All-in-all, it was really, really fun to try to figure out football with my husband, and though we weren’t very successful, at least now Andreas can have a real opinion about the sport:

Andreas: Man, there are a lot of boring breaks in this game…what the hell…

Andreas: This game looks not very hard at all!  They have breaks all the time!  Like compared to…….any other sport…

It was well-worth staying up until 4 am.

The Big Blog Move

So, here’s the thing.

I started this blog ages ago, before most of the big events in my life had even occurred (graduation, marriage, moving to Europe, etc.)  and then promptly left it to die and whither on its own.  However, a bit ago, I started up a new blog on Tumblr before realizing that Tumblr is like Twitter except with pictures, and I fit in less there than I did in the ghetto I lived in while spending time in Illinois. 

Anyway, I’ll be transferring blog posts here in the next few days, and hopefully working on the layout…Please be just as easy to use as Tumblr, WordPress!

In brief other news, we’re ordering pizza tonight as Andreas’s parents are out of town and also…we want to!  Let’s see how my vegetarian Danish pizza comes out…as far as I’ve noticed, Denmark in general isn’t exactly vegetarian friendly…I’ll try to take some poorly-lit pictures for tomorrow.
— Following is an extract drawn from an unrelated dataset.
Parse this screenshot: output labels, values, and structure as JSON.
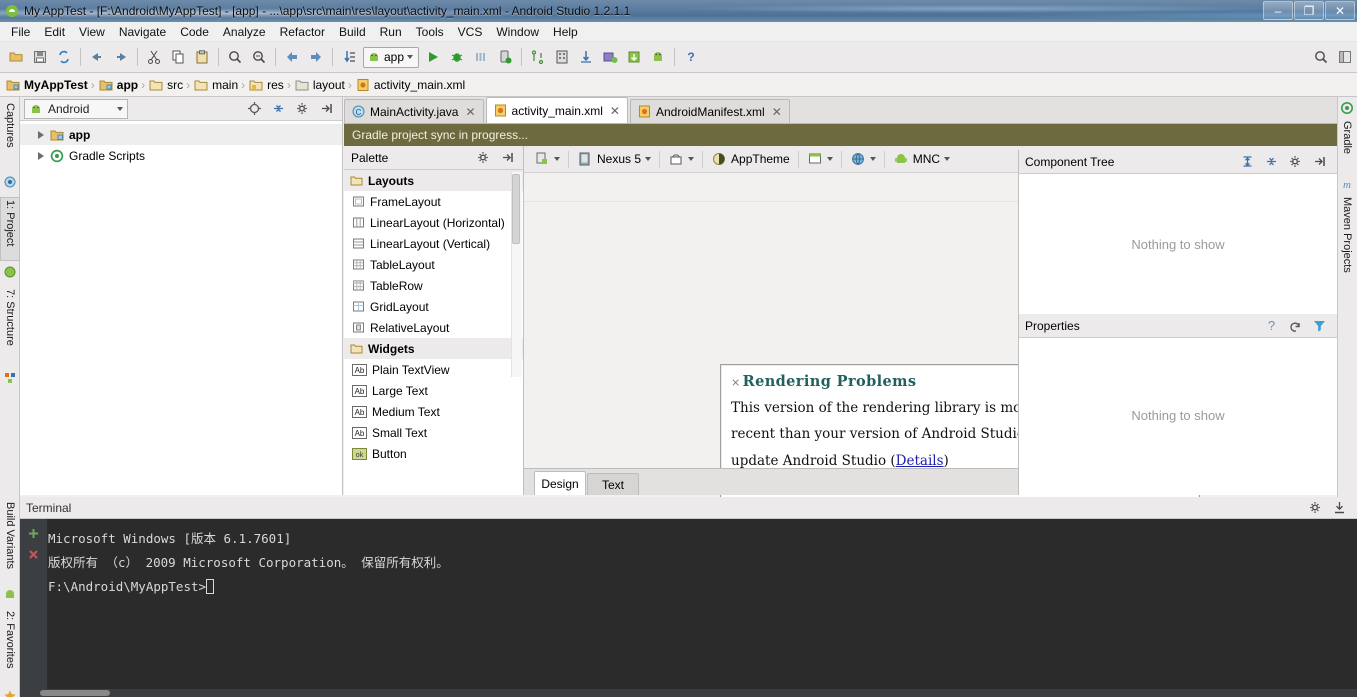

Now, I won’t pretend that I haven’t heard of drinking yoghurt before, but I haven’t really thought about it.  However, during a recent trip to our friendly neighborhood BILKA, they were giving out free bottles of a new drinking yoghurt and since Andreas has never *ever* passed up anything free, we made sure to walk slowly by on our way out and got two free samples!  Nevermind that Andreas is allergic to dairy and can’t even drink it…

Look, full-sized samples!

So I brought it home, cracked it open and took a slurp.  After the first drink, I thought what is this, yoghurt?  It’s so thin…this is weird. ew. After the second drink, I thought this is like milk…except it’s thick…and there’s a chunk, double ew. and after the third drink I thought this isn’t milk…or yoghurt…this is…….delicious!

I now proudly proclaim that I am a huge fan of this delicious drink as long as I don’t think about yoghurt OR milk while I drink it!  Plus, it’s pineapple passionfruit flavor, yum!  I’m guessing that a whole lot of my future breakfasts/snacks are going to consist of this.

Also, as a sidenote, that little green “keyhole” symbol apparently means it’s healthy!  It’s actually pretty helpful to have such a simple symbol to determine whether a food is “healthy” and as far as I’ve noticed, it’s been pretty accurate (unlike in the states where I can’t even begin to rant about how many foods are advertised as “healthy” and are full of nothing but junk.)